Data about app and page elements
+ + + +
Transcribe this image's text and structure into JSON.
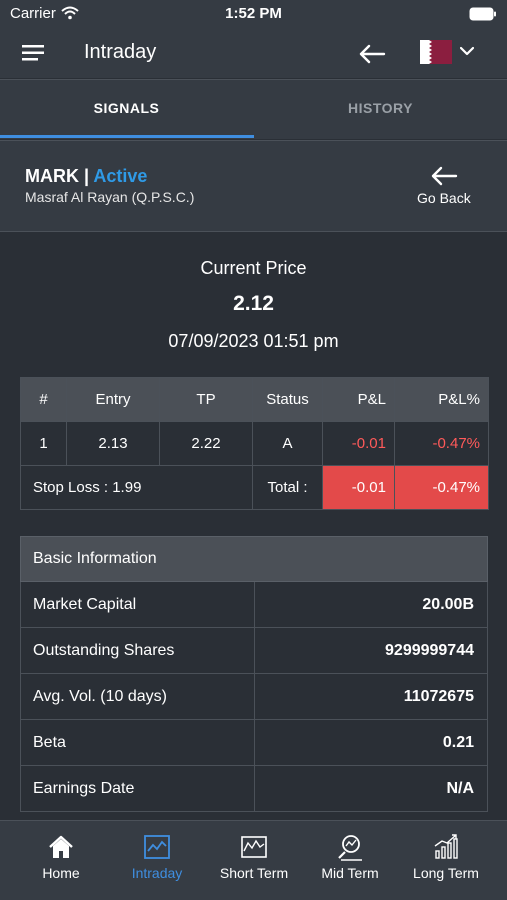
{
  "status_bar": {
    "carrier": "Carrier",
    "time": "1:52 PM"
  },
  "nav": {
    "title": "Intraday",
    "flag_color": "#8b1e3f",
    "language_selector": "flag-qatar"
  },
  "tabs": [
    {
      "label": "SIGNALS",
      "active": true
    },
    {
      "label": "HISTORY",
      "active": false
    }
  ],
  "stock": {
    "symbol": "MARK",
    "separator": " | ",
    "status": "Active",
    "name": "Masraf Al Rayan (Q.P.S.C.)",
    "go_back": "Go Back"
  },
  "price": {
    "label": "Current Price",
    "value": "2.12",
    "timestamp": "07/09/2023 01:51 pm"
  },
  "signal_table": {
    "headers": [
      "#",
      "Entry",
      "TP",
      "Status",
      "P&L",
      "P&L%"
    ],
    "row": {
      "num": "1",
      "entry": "2.13",
      "tp": "2.22",
      "status": "A",
      "pl": "-0.01",
      "pl_pct": "-0.47%"
    },
    "stop_loss": "Stop Loss : 1.99",
    "total_label": "Total :",
    "total_pl": "-0.01",
    "total_pl_pct": "-0.47%"
  },
  "basic_info": {
    "title": "Basic Information",
    "rows": [
      {
        "label": "Market Capital",
        "value": "20.00B"
      },
      {
        "label": "Outstanding Shares",
        "value": "9299999744"
      },
      {
        "label": "Avg. Vol. (10 days)",
        "value": "11072675"
      },
      {
        "label": "Beta",
        "value": "0.21"
      },
      {
        "label": "Earnings Date",
        "value": "N/A"
      }
    ]
  },
  "bottom_nav": [
    {
      "label": "Home",
      "icon": "home-icon",
      "active": false
    },
    {
      "label": "Intraday",
      "icon": "intraday-chart-icon",
      "active": true
    },
    {
      "label": "Short Term",
      "icon": "short-term-chart-icon",
      "active": false
    },
    {
      "label": "Mid Term",
      "icon": "mid-term-analysis-icon",
      "active": false
    },
    {
      "label": "Long Term",
      "icon": "long-term-chart-icon",
      "active": false
    }
  ],
  "colors": {
    "accent": "#3f8ee0",
    "active_status": "#2f9ae6",
    "negative": "#ff5a5a",
    "negative_bg": "#e34a4a",
    "background": "#2a2f36"
  }
}
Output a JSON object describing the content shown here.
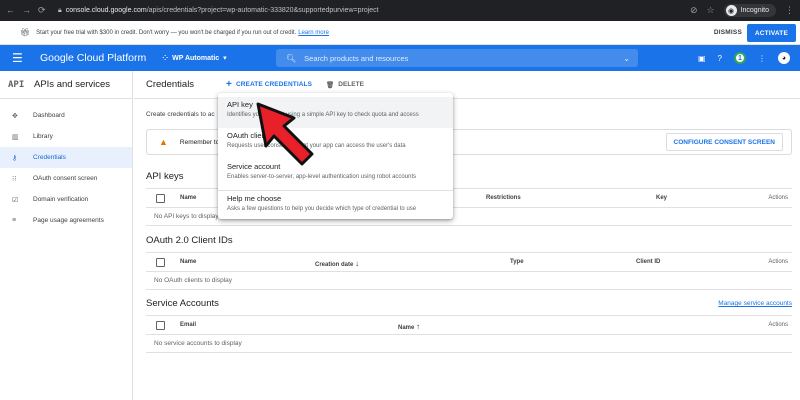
{
  "browser": {
    "url_host": "console.cloud.google.com",
    "url_path": "/apis/credentials?project=wp-automatic-333820&supportedpurview=project",
    "incognito_label": "Incognito"
  },
  "trial_banner": {
    "message": "Start your free trial with $300 in credit. Don't worry — you won't be charged if you run out of credit.",
    "learn_more": "Learn more",
    "dismiss": "DISMISS",
    "activate": "ACTIVATE"
  },
  "topbar": {
    "brand": "Google Cloud Platform",
    "project": "WP Automatic",
    "search_placeholder": "Search products and resources",
    "avatar_initial": "1"
  },
  "sidebar": {
    "api_badge": "API",
    "title": "APIs and services",
    "items": [
      {
        "label": "Dashboard",
        "icon": "dashboard-icon"
      },
      {
        "label": "Library",
        "icon": "library-icon"
      },
      {
        "label": "Credentials",
        "icon": "key-icon"
      },
      {
        "label": "OAuth consent screen",
        "icon": "consent-icon"
      },
      {
        "label": "Domain verification",
        "icon": "checkbox-icon"
      },
      {
        "label": "Page usage agreements",
        "icon": "settings-list-icon"
      }
    ]
  },
  "toolbar": {
    "title": "Credentials",
    "create": "CREATE CREDENTIALS",
    "delete": "DELETE"
  },
  "main": {
    "intro": "Create credentials to ac",
    "banner_text": "Remember to",
    "consent_button": "CONFIGURE CONSENT SCREEN"
  },
  "api_keys": {
    "title": "API keys",
    "columns": [
      "Name",
      "Restrictions",
      "Key",
      "Actions"
    ],
    "empty": "No API keys to display"
  },
  "oauth": {
    "title": "OAuth 2.0 Client IDs",
    "columns": [
      "Name",
      "Creation date",
      "Type",
      "Client ID",
      "Actions"
    ],
    "empty": "No OAuth clients to display"
  },
  "service_accounts": {
    "title": "Service Accounts",
    "manage": "Manage service accounts",
    "columns": [
      "Email",
      "Name",
      "Actions"
    ],
    "empty": "No service accounts to display"
  },
  "dropdown": {
    "options": [
      {
        "title": "API key",
        "desc": "Identifies your project using a simple API key to check quota and access"
      },
      {
        "title": "OAuth client ID",
        "desc": "Requests user consent so that your app can access the user's data"
      },
      {
        "title": "Service account",
        "desc": "Enables server-to-server, app-level authentication using robot accounts"
      },
      {
        "title": "Help me choose",
        "desc": "Asks a few questions to help you decide which type of credential to use"
      }
    ]
  },
  "colors": {
    "brand_blue": "#1a73e8",
    "pointer_red": "#e8202a",
    "warning": "#e37400"
  }
}
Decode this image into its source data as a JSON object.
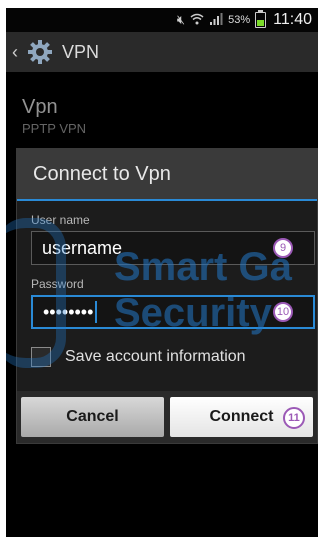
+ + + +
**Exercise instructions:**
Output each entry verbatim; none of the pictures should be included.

**Your response:**
Transcribe this image's text and structure into JSON.
{
  "status_bar": {
    "carrier": "Carrier",
    "time": "1:52 PM"
  },
  "nav": {
    "title": "Intraday",
    "flag_color": "#8b1e3f",
    "language_selector": "flag-qatar"
  },
  "tabs": [
    {
      "label": "SIGNALS",
      "active": true
    },
    {
      "label": "HISTORY",
      "active": false
    }
  ],
  "stock": {
    "symbol": "MARK",
    "separator": " | ",
    "status": "Active",
    "name": "Masraf Al Rayan (Q.P.S.C.)",
    "go_back": "Go Back"
  },
  "price": {
    "label": "Current Price",
    "value": "2.12",
    "timestamp": "07/09/2023 01:51 pm"
  },
  "signal_table": {
    "headers": [
      "#",
      "Entry",
      "TP",
      "Status",
      "P&L",
      "P&L%"
    ],
    "row": {
      "num": "1",
      "entry": "2.13",
      "tp": "2.22",
      "status": "A",
      "pl": "-0.01",
      "pl_pct": "-0.47%"
    },
    "stop_loss": "Stop Loss : 1.99",
    "total_label": "Total :",
    "total_pl": "-0.01",
    "total_pl_pct": "-0.47%"
  },
  "basic_info": {
    "title": "Basic Information",
    "rows": [
      {
        "label": "Market Capital",
        "value": "20.00B"
      },
      {
        "label": "Outstanding Shares",
        "value": "9299999744"
      },
      {
        "label": "Avg. Vol. (10 days)",
        "value": "11072675"
      },
      {
        "label": "Beta",
        "value": "0.21"
      },
      {
        "label": "Earnings Date",
        "value": "N/A"
      }
    ]
  },
  "bottom_nav": [
    {
      "label": "Home",
      "icon": "home-icon",
      "active": false
    },
    {
      "label": "Intraday",
      "icon": "intraday-chart-icon",
      "active": true
    },
    {
      "label": "Short Term",
      "icon": "short-term-chart-icon",
      "active": false
    },
    {
      "label": "Mid Term",
      "icon": "mid-term-analysis-icon",
      "active": false
    },
    {
      "label": "Long Term",
      "icon": "long-term-chart-icon",
      "active": false
    }
  ],
  "colors": {
    "accent": "#3f8ee0",
    "active_status": "#2f9ae6",
    "negative": "#ff5a5a",
    "negative_bg": "#e34a4a",
    "background": "#2a2f36"
  }
}
Output a JSON object describing the content shown here.
{
  "browser": {
    "url_host": "console.cloud.google.com",
    "url_path": "/apis/credentials?project=wp-automatic-333820&supportedpurview=project",
    "incognito_label": "Incognito"
  },
  "trial_banner": {
    "message": "Start your free trial with $300 in credit. Don't worry — you won't be charged if you run out of credit.",
    "learn_more": "Learn more",
    "dismiss": "DISMISS",
    "activate": "ACTIVATE"
  },
  "topbar": {
    "brand": "Google Cloud Platform",
    "project": "WP Automatic",
    "search_placeholder": "Search products and resources",
    "avatar_initial": "1"
  },
  "sidebar": {
    "api_badge": "API",
    "title": "APIs and services",
    "items": [
      {
        "label": "Dashboard",
        "icon": "dashboard-icon"
      },
      {
        "label": "Library",
        "icon": "library-icon"
      },
      {
        "label": "Credentials",
        "icon": "key-icon"
      },
      {
        "label": "OAuth consent screen",
        "icon": "consent-icon"
      },
      {
        "label": "Domain verification",
        "icon": "checkbox-icon"
      },
      {
        "label": "Page usage agreements",
        "icon": "settings-list-icon"
      }
    ]
  },
  "toolbar": {
    "title": "Credentials",
    "create": "CREATE CREDENTIALS",
    "delete": "DELETE"
  },
  "main": {
    "intro": "Create credentials to ac",
    "banner_text": "Remember to",
    "consent_button": "CONFIGURE CONSENT SCREEN"
  },
  "api_keys": {
    "title": "API keys",
    "columns": [
      "Name",
      "Restrictions",
      "Key",
      "Actions"
    ],
    "empty": "No API keys to display"
  },
  "oauth": {
    "title": "OAuth 2.0 Client IDs",
    "columns": [
      "Name",
      "Creation date",
      "Type",
      "Client ID",
      "Actions"
    ],
    "empty": "No OAuth clients to display"
  },
  "service_accounts": {
    "title": "Service Accounts",
    "manage": "Manage service accounts",
    "columns": [
      "Email",
      "Name",
      "Actions"
    ],
    "empty": "No service accounts to display"
  },
  "dropdown": {
    "options": [
      {
        "title": "API key",
        "desc": "Identifies your project using a simple API key to check quota and access"
      },
      {
        "title": "OAuth client ID",
        "desc": "Requests user consent so that your app can access the user's data"
      },
      {
        "title": "Service account",
        "desc": "Enables server-to-server, app-level authentication using robot accounts"
      },
      {
        "title": "Help me choose",
        "desc": "Asks a few questions to help you decide which type of credential to use"
      }
    ]
  },
  "colors": {
    "brand_blue": "#1a73e8",
    "pointer_red": "#e8202a",
    "warning": "#e37400"
  }
}
Decode this image into its source data as a JSON object.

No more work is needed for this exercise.